:: YOUR ASSIGNMENT ::
In the records below, count every line that contains the word "Active" and report only the total.

:: GIVEN ENTRIES ::
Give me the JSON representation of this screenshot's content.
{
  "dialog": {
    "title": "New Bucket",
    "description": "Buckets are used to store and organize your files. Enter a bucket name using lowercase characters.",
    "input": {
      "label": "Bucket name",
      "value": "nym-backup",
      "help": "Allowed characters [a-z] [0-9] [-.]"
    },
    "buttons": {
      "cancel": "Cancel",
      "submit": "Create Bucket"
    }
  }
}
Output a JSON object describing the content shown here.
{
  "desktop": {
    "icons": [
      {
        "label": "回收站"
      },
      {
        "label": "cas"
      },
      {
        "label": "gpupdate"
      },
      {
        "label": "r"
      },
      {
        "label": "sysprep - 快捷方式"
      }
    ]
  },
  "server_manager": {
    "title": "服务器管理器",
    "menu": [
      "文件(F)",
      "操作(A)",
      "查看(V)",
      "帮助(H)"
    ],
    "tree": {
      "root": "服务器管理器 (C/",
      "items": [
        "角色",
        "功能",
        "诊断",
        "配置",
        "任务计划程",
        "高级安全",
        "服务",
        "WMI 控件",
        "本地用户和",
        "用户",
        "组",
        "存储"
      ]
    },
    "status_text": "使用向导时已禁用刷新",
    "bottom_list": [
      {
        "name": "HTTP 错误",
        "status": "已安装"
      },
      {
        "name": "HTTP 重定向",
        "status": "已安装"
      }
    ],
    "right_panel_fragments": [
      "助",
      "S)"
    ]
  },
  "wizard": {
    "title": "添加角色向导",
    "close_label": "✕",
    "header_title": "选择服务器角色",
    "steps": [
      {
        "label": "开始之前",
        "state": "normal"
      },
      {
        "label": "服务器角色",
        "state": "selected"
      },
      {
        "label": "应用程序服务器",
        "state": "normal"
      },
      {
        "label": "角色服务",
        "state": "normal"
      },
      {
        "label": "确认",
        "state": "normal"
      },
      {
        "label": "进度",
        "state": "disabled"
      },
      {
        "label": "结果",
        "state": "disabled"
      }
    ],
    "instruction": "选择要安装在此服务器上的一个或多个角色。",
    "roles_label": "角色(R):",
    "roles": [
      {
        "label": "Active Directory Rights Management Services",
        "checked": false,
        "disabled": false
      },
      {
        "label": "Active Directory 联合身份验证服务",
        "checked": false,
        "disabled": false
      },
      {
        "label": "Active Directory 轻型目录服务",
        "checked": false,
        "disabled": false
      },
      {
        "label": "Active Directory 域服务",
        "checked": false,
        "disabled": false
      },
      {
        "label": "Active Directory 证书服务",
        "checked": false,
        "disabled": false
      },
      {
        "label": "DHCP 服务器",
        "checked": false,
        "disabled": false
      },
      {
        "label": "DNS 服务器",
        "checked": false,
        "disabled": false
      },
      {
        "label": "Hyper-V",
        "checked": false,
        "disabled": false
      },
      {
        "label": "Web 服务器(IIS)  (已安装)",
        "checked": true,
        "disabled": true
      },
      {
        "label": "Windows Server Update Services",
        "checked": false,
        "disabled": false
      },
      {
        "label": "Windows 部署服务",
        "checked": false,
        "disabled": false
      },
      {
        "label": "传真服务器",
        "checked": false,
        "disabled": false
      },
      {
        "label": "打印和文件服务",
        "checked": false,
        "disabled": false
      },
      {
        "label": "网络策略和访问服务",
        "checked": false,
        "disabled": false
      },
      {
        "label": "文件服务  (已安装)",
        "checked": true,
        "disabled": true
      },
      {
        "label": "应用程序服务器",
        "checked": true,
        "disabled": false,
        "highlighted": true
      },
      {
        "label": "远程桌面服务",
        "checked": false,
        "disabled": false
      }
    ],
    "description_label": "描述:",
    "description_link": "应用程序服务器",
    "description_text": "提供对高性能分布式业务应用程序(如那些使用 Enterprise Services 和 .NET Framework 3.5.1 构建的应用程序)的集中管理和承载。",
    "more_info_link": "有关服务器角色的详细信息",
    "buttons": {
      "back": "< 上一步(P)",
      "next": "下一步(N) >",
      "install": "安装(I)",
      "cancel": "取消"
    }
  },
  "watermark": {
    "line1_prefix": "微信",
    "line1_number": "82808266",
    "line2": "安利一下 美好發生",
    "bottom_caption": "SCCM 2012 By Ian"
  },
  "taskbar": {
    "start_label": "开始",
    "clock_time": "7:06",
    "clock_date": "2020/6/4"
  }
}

:: EXERCISE SOLUTION ::
5